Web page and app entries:
____________________

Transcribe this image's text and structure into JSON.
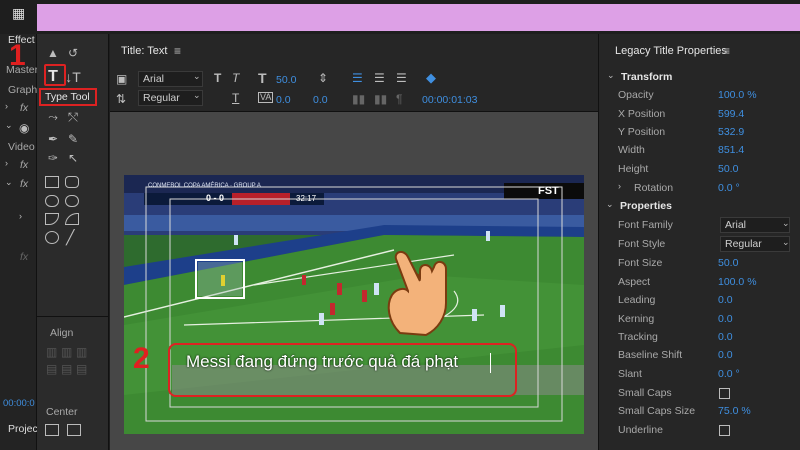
{
  "left_panel": {
    "effect_tab": "Effect",
    "master_label": "Master",
    "graphic_label": "Graph",
    "video_label": "Video",
    "fx_label": "fx",
    "timecode": "00:00:0",
    "project_tab": "Projec"
  },
  "tools": {
    "type_tool_tooltip": "Type Tool",
    "align_label": "Align",
    "center_label": "Center"
  },
  "title_panel": {
    "title": "Title: Text",
    "font_family": "Arial",
    "font_style": "Regular",
    "font_size": "50.0",
    "kerning": "0.0",
    "leading": "0.0",
    "timecode": "00:00:01:03"
  },
  "scoreboard": {
    "competition": "CONMEBOL COPA AMÉRICA · GROUP A",
    "score": "0 - 0",
    "clock": "32:17",
    "broadcaster": "FST"
  },
  "caption_text": "Messi đang đứng trước quả đá phạt",
  "step_labels": {
    "step1": "1",
    "step2": "2"
  },
  "properties_panel": {
    "title": "Legacy Title Properties",
    "transform_header": "Transform",
    "opacity_label": "Opacity",
    "opacity_value": "100.0 %",
    "x_label": "X Position",
    "x_value": "599.4",
    "y_label": "Y Position",
    "y_value": "532.9",
    "width_label": "Width",
    "width_value": "851.4",
    "height_label": "Height",
    "height_value": "50.0",
    "rotation_label": "Rotation",
    "rotation_value": "0.0 °",
    "properties_header": "Properties",
    "font_family_label": "Font Family",
    "font_family_value": "Arial",
    "font_style_label": "Font Style",
    "font_style_value": "Regular",
    "font_size_label": "Font Size",
    "font_size_value": "50.0",
    "aspect_label": "Aspect",
    "aspect_value": "100.0 %",
    "leading_label": "Leading",
    "leading_value": "0.0",
    "kerning_label": "Kerning",
    "kerning_value": "0.0",
    "tracking_label": "Tracking",
    "tracking_value": "0.0",
    "baseline_label": "Baseline Shift",
    "baseline_value": "0.0",
    "slant_label": "Slant",
    "slant_value": "0.0 °",
    "small_caps_label": "Small Caps",
    "small_caps_size_label": "Small Caps Size",
    "small_caps_size_value": "75.0 %",
    "underline_label": "Underline"
  },
  "colors": {
    "accent_blue": "#3f8fe0",
    "annotation_red": "#e02020",
    "banner": "#dda0e6"
  }
}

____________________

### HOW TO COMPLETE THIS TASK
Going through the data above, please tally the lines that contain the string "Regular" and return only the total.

### WRITTEN ANSWER
2